The rapid emergence of the Corona Virus is a human tragedy which has upended the world’s social order and financial markets. It is much too early to tell whether the spread of the virus will create a worldwide pandemic with significant mortality or will turn out to be a more typical health event that is similar to the seasonal flu that can be disruptive but not with long term health consequences. In either even, however, the world’s reaction is already creating dramatic changes in social and business behavior and resulted in severe financial consequences. To identify the obvious impacts, the travel and tourism industries have been devastated, supply chains have been disrupted, large social gatherings have been significantly curtailed and business is no longer as usual in many ways.
Regardless of its ultimate severity, this illness will certainly precipitate significant financial dislocations and an inevitable wave of litigation. Obviously, many contracts will be breached. In the case of requirements contracts, suppliers have and will experience restricted access to their labor markets and raw materials. Many will be unable to perform. In the case of take or pay contracts, the customers have and will experience rapidly contracting demand for their services and products and may be unable to fulfill their purchase requirements. More generally, the overall economic uncertainty will result in contraction of credit availability. The constraint on liquidity in a time of economic stress will, itself, cause credit and contract defaults.
It is also certain that companies with limited cash reserves, credit availability and ability to react to the rapid changes in the business environment will face significant financial stress. On top of those challenges, there will be an inevitable constriction on credit until lenders can evaluate the scope of the threat. As a result, many companies will be forced into bankruptcy or out-of-court restructuring. Those companies are likely to have causes of action against other parties but insufficient liquidity to fund the litigation to pursue those claims. Claim Based Funding may be the only source of funding for those claims.
Also consider the Plaintiffs’ Bar. There are any number of scenarios in which businesses and governmental agencies may face liability for claims of negligence or willful misconduct for failing to protect or exploiting various classes of individuals who may be exposed to the virus. These claims may arise from the failure to test suspected victims, careless quarantine implementation, preventing employees from working remotely, price gouging, falsely promoting treatments or cures and other similar activities. There are likely to be a whole new wave of class actions initiated resulting from the wake of the outbreak in response to such activities. Claim Based Funding can support law firms that take on these cases on a contingent fee basis.

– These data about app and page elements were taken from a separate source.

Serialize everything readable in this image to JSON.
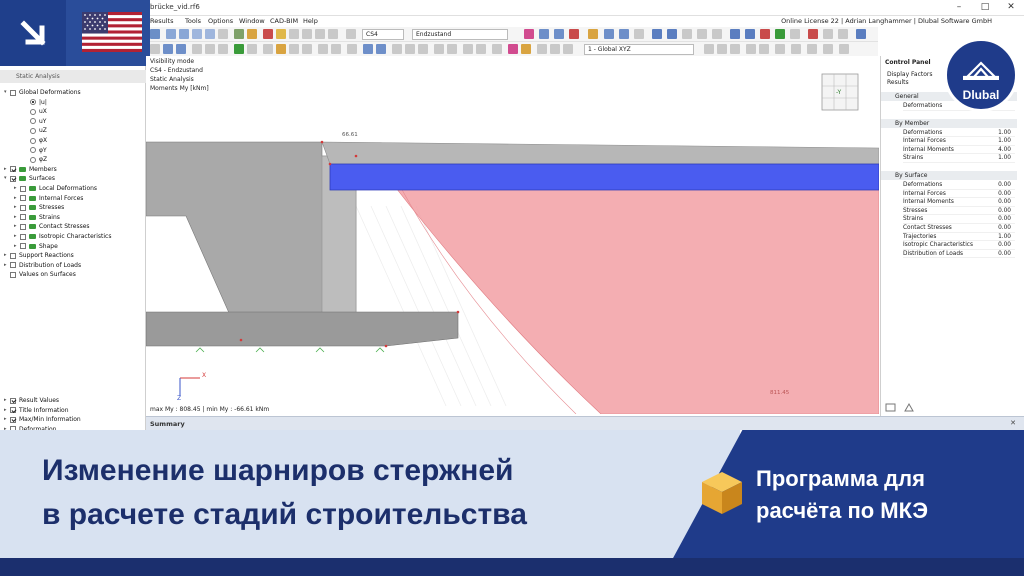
{
  "window": {
    "title": "brücke_vid.rf6",
    "license": "Online License 22 | Adrian Langhammer | Dlubal Software GmbH",
    "controls": {
      "minimize": "–",
      "maximize": "□",
      "close": "✕"
    }
  },
  "menu": [
    "Results",
    "Tools",
    "Options",
    "Window",
    "CAD-BIM",
    "Help"
  ],
  "toolbar": {
    "loadcase_id": "CS4",
    "loadcase_name": "Endzustand",
    "view_select": "1 - Global XYZ"
  },
  "navigator": {
    "header": "Static Analysis",
    "items": [
      {
        "label": "Global Deformations",
        "kind": "check",
        "checked": false,
        "indent": 0,
        "twisty": "▾"
      },
      {
        "label": "|u|",
        "kind": "radio",
        "checked": true,
        "indent": 2
      },
      {
        "label": "uX",
        "kind": "radio",
        "checked": false,
        "indent": 2
      },
      {
        "label": "uY",
        "kind": "radio",
        "checked": false,
        "indent": 2
      },
      {
        "label": "uZ",
        "kind": "radio",
        "checked": false,
        "indent": 2
      },
      {
        "label": "φX",
        "kind": "radio",
        "checked": false,
        "indent": 2
      },
      {
        "label": "φY",
        "kind": "radio",
        "checked": false,
        "indent": 2
      },
      {
        "label": "φZ",
        "kind": "radio",
        "checked": false,
        "indent": 2
      },
      {
        "label": "Members",
        "kind": "check",
        "checked": true,
        "indent": 0,
        "twisty": "▸",
        "icon": "#3a9b3a"
      },
      {
        "label": "Surfaces",
        "kind": "check",
        "checked": true,
        "indent": 0,
        "twisty": "▾",
        "icon": "#3a9b3a"
      },
      {
        "label": "Local Deformations",
        "kind": "check",
        "checked": false,
        "indent": 1,
        "twisty": "▸",
        "icon": "#3a9b3a"
      },
      {
        "label": "Internal Forces",
        "kind": "check",
        "checked": false,
        "indent": 1,
        "twisty": "▸",
        "icon": "#3a9b3a"
      },
      {
        "label": "Stresses",
        "kind": "check",
        "checked": false,
        "indent": 1,
        "twisty": "▸",
        "icon": "#3a9b3a"
      },
      {
        "label": "Strains",
        "kind": "check",
        "checked": false,
        "indent": 1,
        "twisty": "▸",
        "icon": "#3a9b3a"
      },
      {
        "label": "Contact Stresses",
        "kind": "check",
        "checked": false,
        "indent": 1,
        "twisty": "▸",
        "icon": "#3a9b3a"
      },
      {
        "label": "Isotropic Characteristics",
        "kind": "check",
        "checked": false,
        "indent": 1,
        "twisty": "▸",
        "icon": "#3a9b3a"
      },
      {
        "label": "Shape",
        "kind": "check",
        "checked": false,
        "indent": 1,
        "twisty": "▸",
        "icon": "#3a9b3a"
      },
      {
        "label": "Support Reactions",
        "kind": "check",
        "checked": false,
        "indent": 0,
        "twisty": "▸"
      },
      {
        "label": "Distribution of Loads",
        "kind": "check",
        "checked": false,
        "indent": 0,
        "twisty": "▸"
      },
      {
        "label": "Values on Surfaces",
        "kind": "check",
        "checked": false,
        "indent": 0,
        "twisty": ""
      }
    ],
    "bottom_items": [
      {
        "label": "Result Values",
        "checked": true
      },
      {
        "label": "Title Information",
        "checked": true
      },
      {
        "label": "Max/Min Information",
        "checked": true
      },
      {
        "label": "Deformation",
        "checked": false
      }
    ]
  },
  "viewport": {
    "info_lines": [
      "Visibility mode",
      "CS4 - Endzustand",
      "Static Analysis",
      "Moments My [kNm]"
    ],
    "label_top": "66.61",
    "label_bottom": "811.45",
    "minmax": "max My : 808.45 | min My : -66.61 kNm",
    "axis_x": "X",
    "axis_z": "Z",
    "cube_label": "-Y"
  },
  "control_panel": {
    "title": "Control Panel",
    "subtitle_1": "Display Factors",
    "subtitle_2": "Results",
    "sections": [
      {
        "name": "General",
        "rows": [
          {
            "label": "Deformations",
            "value": ""
          }
        ]
      },
      {
        "name": "By Member",
        "rows": [
          {
            "label": "Deformations",
            "value": "1.00"
          },
          {
            "label": "Internal Forces",
            "value": "1.00"
          },
          {
            "label": "Internal Moments",
            "value": "4.00"
          },
          {
            "label": "Strains",
            "value": "1.00"
          }
        ]
      },
      {
        "name": "By Surface",
        "rows": [
          {
            "label": "Deformations",
            "value": "0.00"
          },
          {
            "label": "Internal Forces",
            "value": "0.00"
          },
          {
            "label": "Internal Moments",
            "value": "0.00"
          },
          {
            "label": "Stresses",
            "value": "0.00"
          },
          {
            "label": "Strains",
            "value": "0.00"
          },
          {
            "label": "Contact Stresses",
            "value": "0.00"
          },
          {
            "label": "Trajectories",
            "value": "1.00"
          },
          {
            "label": "Isotropic Characteristics",
            "value": "0.00"
          },
          {
            "label": "Distribution of Loads",
            "value": "0.00"
          }
        ]
      }
    ]
  },
  "summary": {
    "title": "Summary",
    "pin": "📌",
    "close": "✕"
  },
  "logo": {
    "text": "Dlubal"
  },
  "banner": {
    "headline_1": "Изменение шарниров стержней",
    "headline_2": "в расчете стадий строительства",
    "subline_1": "Программа для",
    "subline_2": "расчёта по МКЭ"
  },
  "colors": {
    "brand_dark": "#1f3b8a",
    "banner_light": "#d8e2f1",
    "moment_fill": "#f2a0a4",
    "beam_blue": "#4a5cf0"
  }
}
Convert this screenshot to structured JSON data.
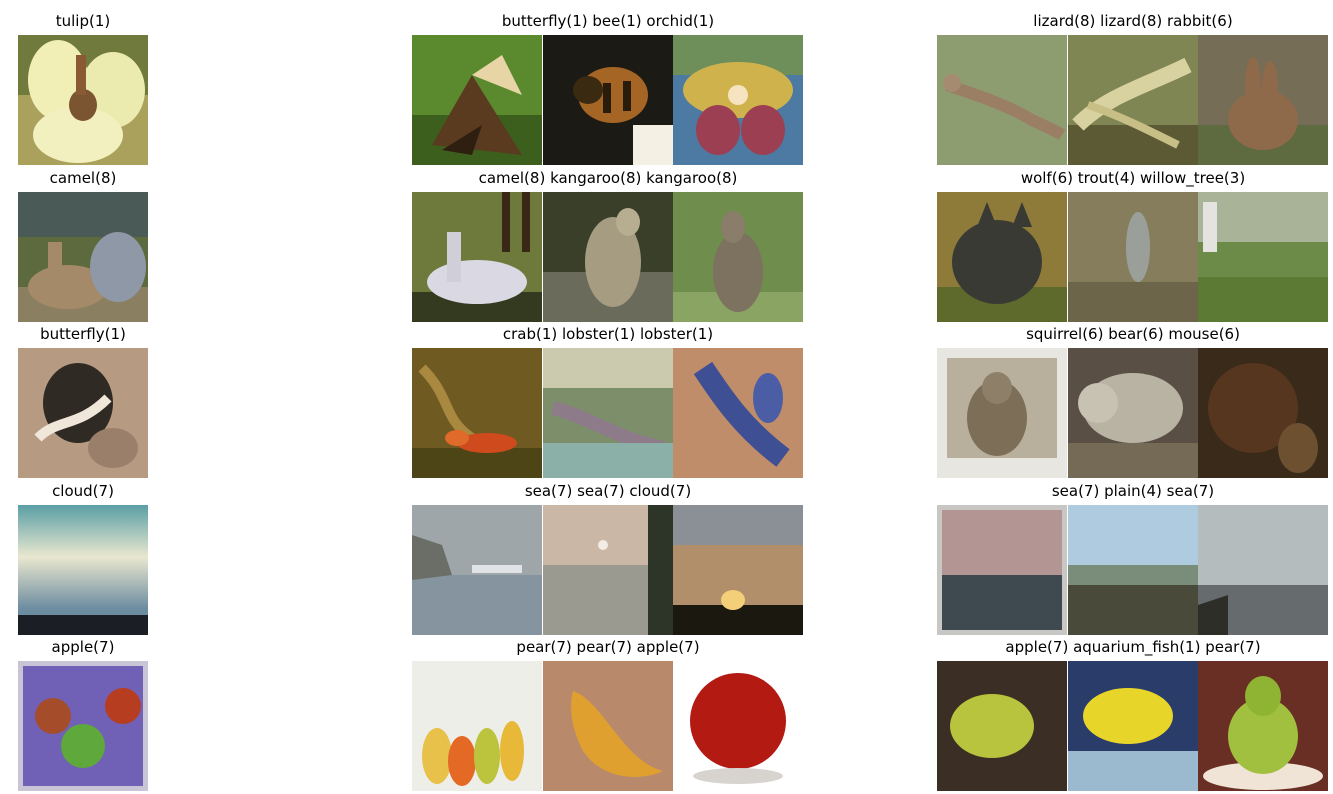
{
  "figure": {
    "rows": [
      {
        "left_title": "tulip(1)",
        "mid_title": "butterfly(1) bee(1) orchid(1)",
        "right_title": "lizard(8) lizard(8) rabbit(6)",
        "thumbs": {
          "left": [
            "tulip"
          ],
          "mid": [
            "butterfly",
            "bee",
            "orchid"
          ],
          "right": [
            "lizard",
            "lizard",
            "rabbit"
          ]
        }
      },
      {
        "left_title": "camel(8)",
        "mid_title": "camel(8) kangaroo(8) kangaroo(8)",
        "right_title": "wolf(6) trout(4) willow_tree(3)",
        "thumbs": {
          "left": [
            "camel"
          ],
          "mid": [
            "camel",
            "kangaroo",
            "kangaroo"
          ],
          "right": [
            "wolf",
            "trout",
            "willow_tree"
          ]
        }
      },
      {
        "left_title": "butterfly(1)",
        "mid_title": "crab(1) lobster(1) lobster(1)",
        "right_title": "squirrel(6) bear(6) mouse(6)",
        "thumbs": {
          "left": [
            "butterfly"
          ],
          "mid": [
            "crab",
            "lobster",
            "lobster"
          ],
          "right": [
            "squirrel",
            "bear",
            "mouse"
          ]
        }
      },
      {
        "left_title": "cloud(7)",
        "mid_title": "sea(7) sea(7) cloud(7)",
        "right_title": "sea(7) plain(4) sea(7)",
        "thumbs": {
          "left": [
            "cloud"
          ],
          "mid": [
            "sea",
            "sea",
            "cloud"
          ],
          "right": [
            "sea",
            "plain",
            "sea"
          ]
        }
      },
      {
        "left_title": "apple(7)",
        "mid_title": "pear(7) pear(7) apple(7)",
        "right_title": "apple(7) aquarium_fish(1) pear(7)",
        "thumbs": {
          "left": [
            "apple"
          ],
          "mid": [
            "pear",
            "pear",
            "apple"
          ],
          "right": [
            "apple",
            "aquarium_fish",
            "pear"
          ]
        }
      }
    ]
  }
}
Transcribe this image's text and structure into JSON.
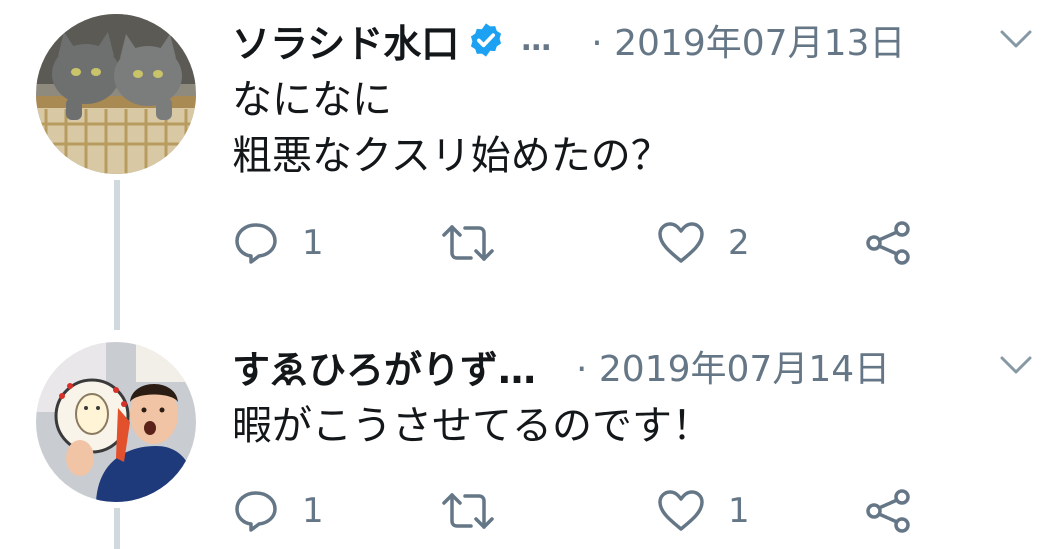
{
  "tweets": [
    {
      "author_name": "ソラシド水口",
      "verified": true,
      "name_overflow": "…",
      "date": "· 2019年07月13日",
      "text": "なになに\n粗悪なクスリ始めたの？",
      "reply_count": "1",
      "retweet_count": "",
      "like_count": "2"
    },
    {
      "author_name": "すゑひろがりず…",
      "verified": false,
      "name_overflow": "",
      "date": "· 2019年07月14日",
      "text": "暇がこうさせてるのです！",
      "reply_count": "1",
      "retweet_count": "",
      "like_count": "1"
    }
  ],
  "icons": {
    "reply": "speech-bubble-icon",
    "retweet": "retweet-arrows-icon",
    "like": "heart-icon",
    "share": "share-nodes-icon",
    "menu": "chevron-down-icon",
    "verified": "verified-badge-icon"
  },
  "colors": {
    "text": "#14171a",
    "secondary": "#657786",
    "verified": "#1da1f2",
    "thread_line": "#cfd9de"
  }
}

The novelty of this epidemic and the worldwide response, will raise some interesting legal issues. Does that outbreak of Corona Virus trigger a force majeure clause in a contract and excuse non-performance? The answer to that will depend on the specific contractual language. Even with language characterizing an epidemic as a force majeure, however, there will be litigation to determine its applicability.
The combination of a large number of ripening and critical legal claims, financial distress among the litigants and uncertainty create a scenario that is well suited to employing Claim Based Funding. The litigation finance industry is well positioned to help fund that imminent wave of litigation. While the litigants are likely to be reeling from the financial dislocation, the industry is prepared to help with pools of committed capital available for Claim Based Funding and the ability to evaluate the merits and value of the legal claims arising from the epidemic that may well need funding.
Another interesting observation about this Black Swan event is that companies that have made the choice to allocate their cash flow to self-funded litigation rather than arrange Claim Based Funding may find themselves in a dilemma as their cash flow deteriorates. They will be forced to consider curtailing the funding of their litigation in order to fund their business operations.
Litigation funding is available to help in these scenarios of course. Moreover, how many of these companies are second guessing their decisions to self-fund the litigation? While the virus could not have been anticipated, many of these companies would have been better off if they had reserved the cash spent on litigation for contingencies such as this one and secured litigation funding from the inception of their litigation. Something to consider going forward.
Themis wishes all the best to everyone weathering the illness and the dislocation caused by the Corona Virus and stands by to help with the aftermath.